* **WHAT TO DO**:
Report how many lines in the data below hold "icon", with no other words.

#### LISTED ENTRIES

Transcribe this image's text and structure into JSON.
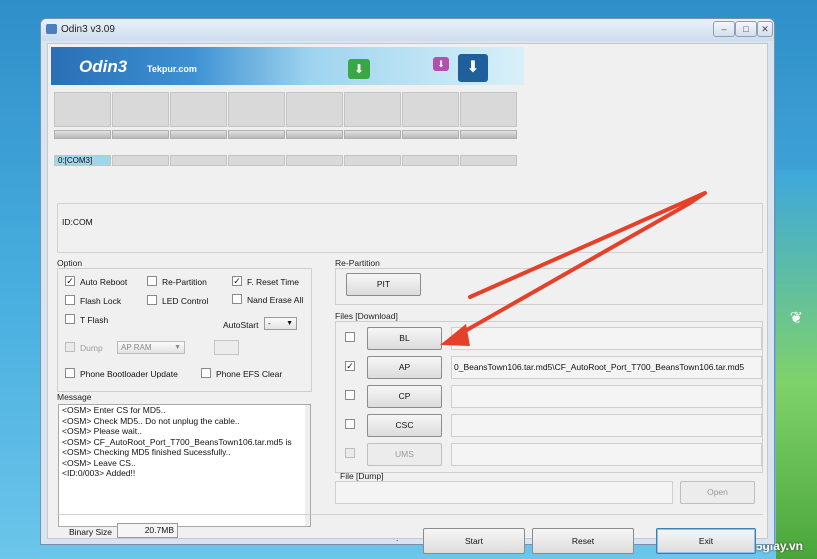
{
  "window": {
    "title": "Odin3 v3.09",
    "min_label": "–",
    "max_label": "□",
    "close_label": "✕"
  },
  "banner": {
    "logo": "Odin3",
    "subtitle": "Tekpur.com",
    "icon1": "download-green-icon",
    "icon2": "download-purple-icon",
    "icon3": "download-blue-icon"
  },
  "ports": [
    {
      "id": "0:[COM3]"
    },
    {
      "id": ""
    },
    {
      "id": ""
    },
    {
      "id": ""
    },
    {
      "id": ""
    },
    {
      "id": ""
    },
    {
      "id": ""
    },
    {
      "id": ""
    }
  ],
  "idcom": {
    "label": "ID:COM"
  },
  "option": {
    "title": "Option",
    "auto_reboot": "Auto Reboot",
    "re_partition": "Re-Partition",
    "f_reset_time": "F. Reset Time",
    "flash_lock": "Flash Lock",
    "led_control": "LED Control",
    "nand_erase_all": "Nand Erase All",
    "t_flash": "T Flash",
    "autostart_label": "AutoStart",
    "autostart_value": "-",
    "dump": "Dump",
    "dump_combo": "AP RAM",
    "phone_bootloader_update": "Phone Bootloader Update",
    "phone_efs_clear": "Phone EFS Clear",
    "checked": [
      "auto_reboot",
      "f_reset_time"
    ]
  },
  "message": {
    "title": "Message",
    "lines": [
      "<OSM> Enter CS for MD5..",
      "<OSM> Check MD5.. Do not unplug the cable..",
      "<OSM> Please wait..",
      "<OSM> CF_AutoRoot_Port_T700_BeansTown106.tar.md5 is",
      "<OSM> Checking MD5 finished Sucessfully..",
      "<OSM> Leave CS..",
      "<ID:0/003> Added!!"
    ]
  },
  "repartition": {
    "title": "Re-Partition",
    "pit": "PIT"
  },
  "files": {
    "title": "Files [Download]",
    "bl": "BL",
    "ap": "AP",
    "cp": "CP",
    "csc": "CSC",
    "ums": "UMS",
    "ap_path": "0_BeansTown106.tar.md5\\CF_AutoRoot_Port_T700_BeansTown106.tar.md5",
    "ap_checked": true
  },
  "file_dump": {
    "title": "File [Dump]",
    "open": "Open"
  },
  "bottom": {
    "binary_size_label": "Binary Size",
    "binary_size_value": "20.7MB",
    "dot": ".",
    "start": "Start",
    "reset": "Reset",
    "exit": "Exit"
  },
  "watermark": "5giay.vn",
  "colors": {
    "arrow": "#e5402a",
    "active_port": "#9fd6e8"
  }
}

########

* **RESPONSE BELOW**:
3